- **Task description**
All records below are to be repeated exactly, with the pictures left out.

"""

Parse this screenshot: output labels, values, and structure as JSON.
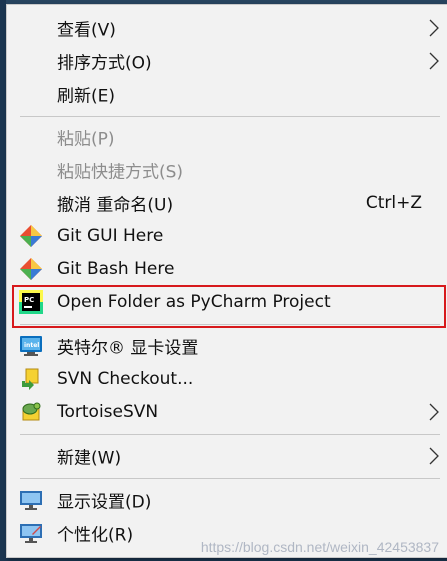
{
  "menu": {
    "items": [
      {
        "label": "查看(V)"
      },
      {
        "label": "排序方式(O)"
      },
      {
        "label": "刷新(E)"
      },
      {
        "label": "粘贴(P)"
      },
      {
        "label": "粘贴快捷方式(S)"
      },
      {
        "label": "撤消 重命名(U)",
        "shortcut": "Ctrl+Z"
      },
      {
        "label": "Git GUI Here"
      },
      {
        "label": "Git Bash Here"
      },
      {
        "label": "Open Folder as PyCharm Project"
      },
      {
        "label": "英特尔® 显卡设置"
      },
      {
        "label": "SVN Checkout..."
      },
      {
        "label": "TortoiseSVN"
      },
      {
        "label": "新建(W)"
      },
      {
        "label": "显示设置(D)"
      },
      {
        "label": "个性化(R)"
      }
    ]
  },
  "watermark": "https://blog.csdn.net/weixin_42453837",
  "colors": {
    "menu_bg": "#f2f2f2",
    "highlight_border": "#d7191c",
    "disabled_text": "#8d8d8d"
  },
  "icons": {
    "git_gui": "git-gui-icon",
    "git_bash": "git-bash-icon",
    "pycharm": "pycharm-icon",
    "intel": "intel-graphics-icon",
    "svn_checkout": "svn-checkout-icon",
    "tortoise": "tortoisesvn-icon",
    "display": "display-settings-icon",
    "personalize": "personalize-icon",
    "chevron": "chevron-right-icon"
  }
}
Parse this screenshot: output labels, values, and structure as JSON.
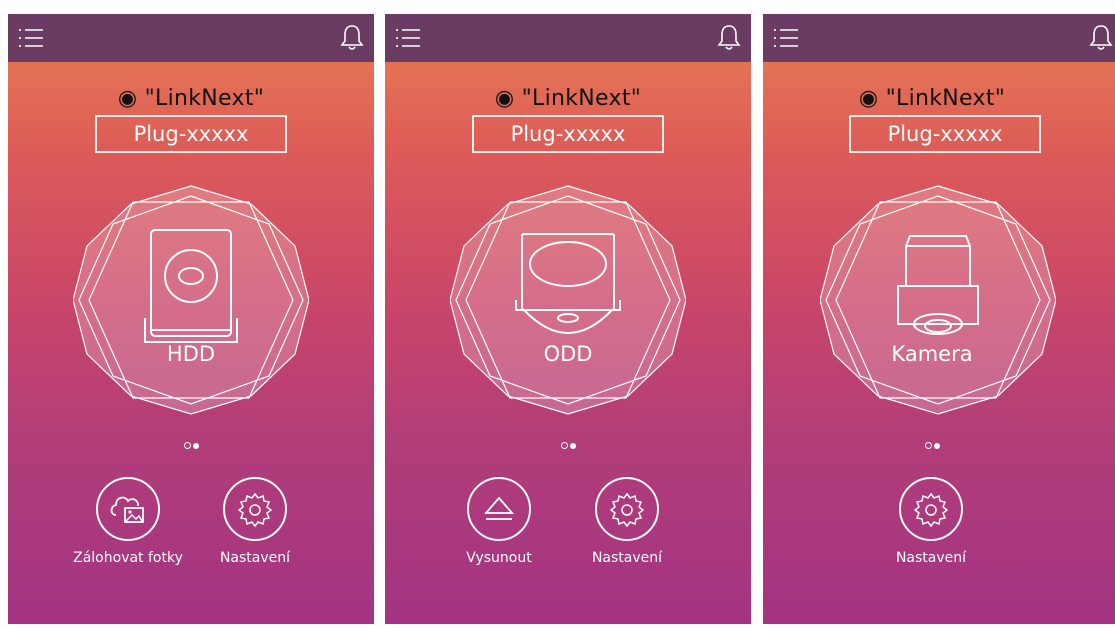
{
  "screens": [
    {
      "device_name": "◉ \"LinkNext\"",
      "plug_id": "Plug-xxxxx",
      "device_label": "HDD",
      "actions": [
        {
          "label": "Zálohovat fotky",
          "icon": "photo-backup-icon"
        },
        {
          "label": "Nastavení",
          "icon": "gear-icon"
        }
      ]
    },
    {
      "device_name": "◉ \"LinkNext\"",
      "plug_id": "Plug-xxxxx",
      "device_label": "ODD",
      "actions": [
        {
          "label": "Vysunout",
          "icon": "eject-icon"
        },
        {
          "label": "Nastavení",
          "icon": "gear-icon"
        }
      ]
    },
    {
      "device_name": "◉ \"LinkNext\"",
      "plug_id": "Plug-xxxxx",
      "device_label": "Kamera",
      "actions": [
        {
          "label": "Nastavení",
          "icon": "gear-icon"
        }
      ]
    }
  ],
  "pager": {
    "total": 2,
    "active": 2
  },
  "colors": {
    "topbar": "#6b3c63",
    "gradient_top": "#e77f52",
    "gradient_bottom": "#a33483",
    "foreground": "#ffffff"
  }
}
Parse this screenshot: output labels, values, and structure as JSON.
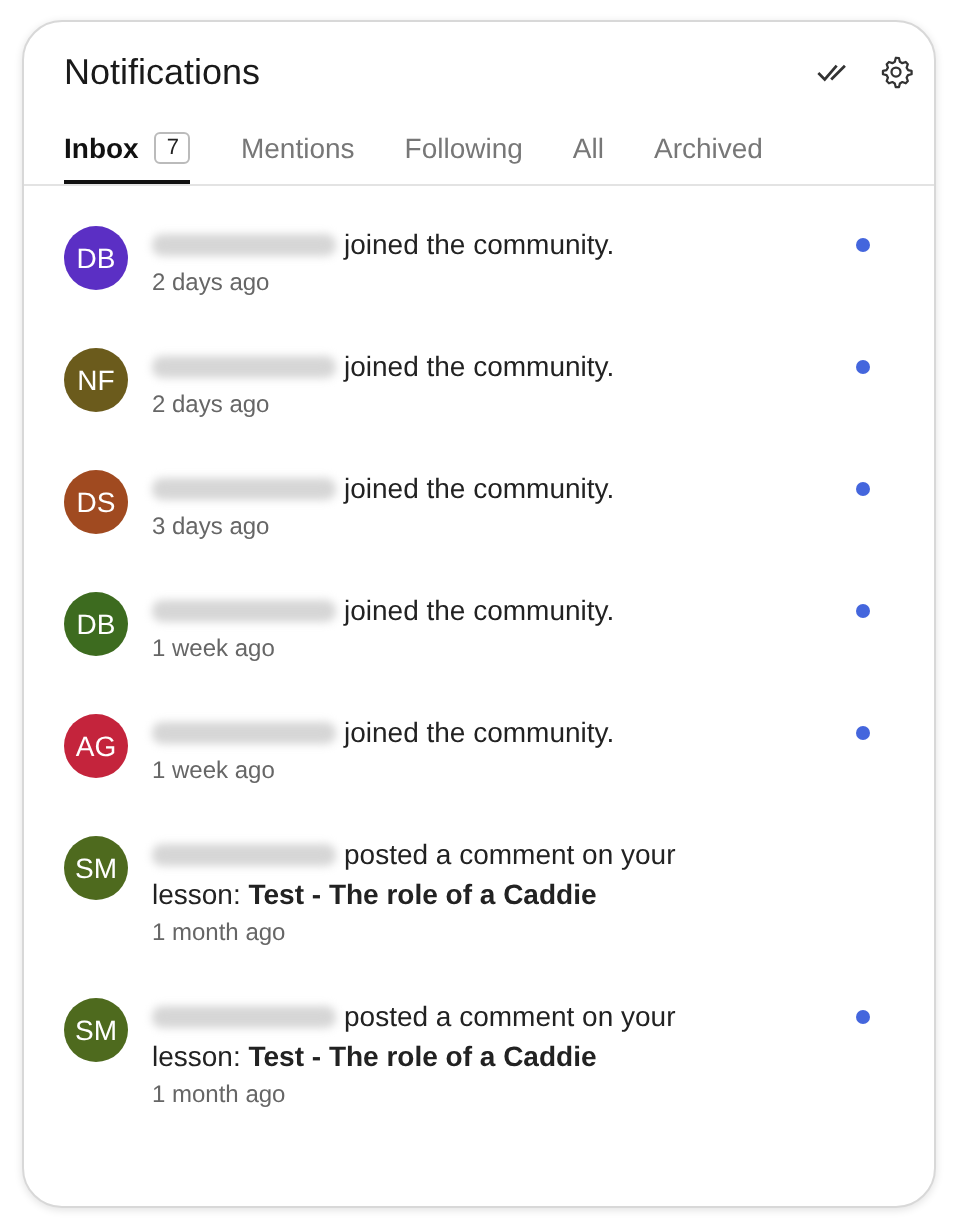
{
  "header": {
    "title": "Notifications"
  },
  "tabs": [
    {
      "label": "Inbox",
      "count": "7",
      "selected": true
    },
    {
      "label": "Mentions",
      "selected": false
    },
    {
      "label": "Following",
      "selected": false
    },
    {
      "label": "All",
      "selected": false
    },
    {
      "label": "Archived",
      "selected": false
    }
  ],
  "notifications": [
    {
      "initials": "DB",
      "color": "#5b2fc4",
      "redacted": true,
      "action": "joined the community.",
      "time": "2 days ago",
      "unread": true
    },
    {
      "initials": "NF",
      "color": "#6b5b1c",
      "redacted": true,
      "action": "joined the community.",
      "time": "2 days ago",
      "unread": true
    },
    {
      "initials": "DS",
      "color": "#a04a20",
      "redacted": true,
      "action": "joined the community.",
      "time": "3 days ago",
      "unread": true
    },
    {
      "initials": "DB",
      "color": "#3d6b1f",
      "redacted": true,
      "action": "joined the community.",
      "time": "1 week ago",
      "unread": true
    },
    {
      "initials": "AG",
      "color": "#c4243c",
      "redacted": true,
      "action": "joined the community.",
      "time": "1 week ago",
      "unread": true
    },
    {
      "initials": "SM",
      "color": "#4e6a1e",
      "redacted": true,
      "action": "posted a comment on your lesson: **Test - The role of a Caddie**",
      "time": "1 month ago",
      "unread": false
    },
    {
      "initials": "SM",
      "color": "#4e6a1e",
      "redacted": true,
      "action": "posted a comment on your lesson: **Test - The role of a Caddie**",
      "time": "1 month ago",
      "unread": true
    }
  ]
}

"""

- **Task response**
Parse this screenshot: output labels, values, and structure as JSON.
{
  "menu": {
    "items": [
      {
        "label": "查看(V)"
      },
      {
        "label": "排序方式(O)"
      },
      {
        "label": "刷新(E)"
      },
      {
        "label": "粘贴(P)"
      },
      {
        "label": "粘贴快捷方式(S)"
      },
      {
        "label": "撤消 重命名(U)",
        "shortcut": "Ctrl+Z"
      },
      {
        "label": "Git GUI Here"
      },
      {
        "label": "Git Bash Here"
      },
      {
        "label": "Open Folder as PyCharm Project"
      },
      {
        "label": "英特尔® 显卡设置"
      },
      {
        "label": "SVN Checkout..."
      },
      {
        "label": "TortoiseSVN"
      },
      {
        "label": "新建(W)"
      },
      {
        "label": "显示设置(D)"
      },
      {
        "label": "个性化(R)"
      }
    ]
  },
  "watermark": "https://blog.csdn.net/weixin_42453837",
  "colors": {
    "menu_bg": "#f2f2f2",
    "highlight_border": "#d7191c",
    "disabled_text": "#8d8d8d"
  },
  "icons": {
    "git_gui": "git-gui-icon",
    "git_bash": "git-bash-icon",
    "pycharm": "pycharm-icon",
    "intel": "intel-graphics-icon",
    "svn_checkout": "svn-checkout-icon",
    "tortoise": "tortoisesvn-icon",
    "display": "display-settings-icon",
    "personalize": "personalize-icon",
    "chevron": "chevron-right-icon"
  }
}
Parse this screenshot: output labels, values, and structure as JSON.
{
  "screens": [
    {
      "device_name": "◉ \"LinkNext\"",
      "plug_id": "Plug-xxxxx",
      "device_label": "HDD",
      "actions": [
        {
          "label": "Zálohovat fotky",
          "icon": "photo-backup-icon"
        },
        {
          "label": "Nastavení",
          "icon": "gear-icon"
        }
      ]
    },
    {
      "device_name": "◉ \"LinkNext\"",
      "plug_id": "Plug-xxxxx",
      "device_label": "ODD",
      "actions": [
        {
          "label": "Vysunout",
          "icon": "eject-icon"
        },
        {
          "label": "Nastavení",
          "icon": "gear-icon"
        }
      ]
    },
    {
      "device_name": "◉ \"LinkNext\"",
      "plug_id": "Plug-xxxxx",
      "device_label": "Kamera",
      "actions": [
        {
          "label": "Nastavení",
          "icon": "gear-icon"
        }
      ]
    }
  ],
  "pager": {
    "total": 2,
    "active": 2
  },
  "colors": {
    "topbar": "#6b3c63",
    "gradient_top": "#e77f52",
    "gradient_bottom": "#a33483",
    "foreground": "#ffffff"
  }
}
Parse this screenshot: output labels, values, and structure as JSON.
{
  "header": {
    "title": "Notifications"
  },
  "tabs": [
    {
      "label": "Inbox",
      "count": "7",
      "selected": true
    },
    {
      "label": "Mentions",
      "selected": false
    },
    {
      "label": "Following",
      "selected": false
    },
    {
      "label": "All",
      "selected": false
    },
    {
      "label": "Archived",
      "selected": false
    }
  ],
  "notifications": [
    {
      "initials": "DB",
      "color": "#5b2fc4",
      "redacted": true,
      "action": "joined the community.",
      "time": "2 days ago",
      "unread": true
    },
    {
      "initials": "NF",
      "color": "#6b5b1c",
      "redacted": true,
      "action": "joined the community.",
      "time": "2 days ago",
      "unread": true
    },
    {
      "initials": "DS",
      "color": "#a04a20",
      "redacted": true,
      "action": "joined the community.",
      "time": "3 days ago",
      "unread": true
    },
    {
      "initials": "DB",
      "color": "#3d6b1f",
      "redacted": true,
      "action": "joined the community.",
      "time": "1 week ago",
      "unread": true
    },
    {
      "initials": "AG",
      "color": "#c4243c",
      "redacted": true,
      "action": "joined the community.",
      "time": "1 week ago",
      "unread": true
    },
    {
      "initials": "SM",
      "color": "#4e6a1e",
      "redacted": true,
      "action": "posted a comment on your lesson: **Test - The role of a Caddie**",
      "time": "1 month ago",
      "unread": false
    },
    {
      "initials": "SM",
      "color": "#4e6a1e",
      "redacted": true,
      "action": "posted a comment on your lesson: **Test - The role of a Caddie**",
      "time": "1 month ago",
      "unread": true
    }
  ]
}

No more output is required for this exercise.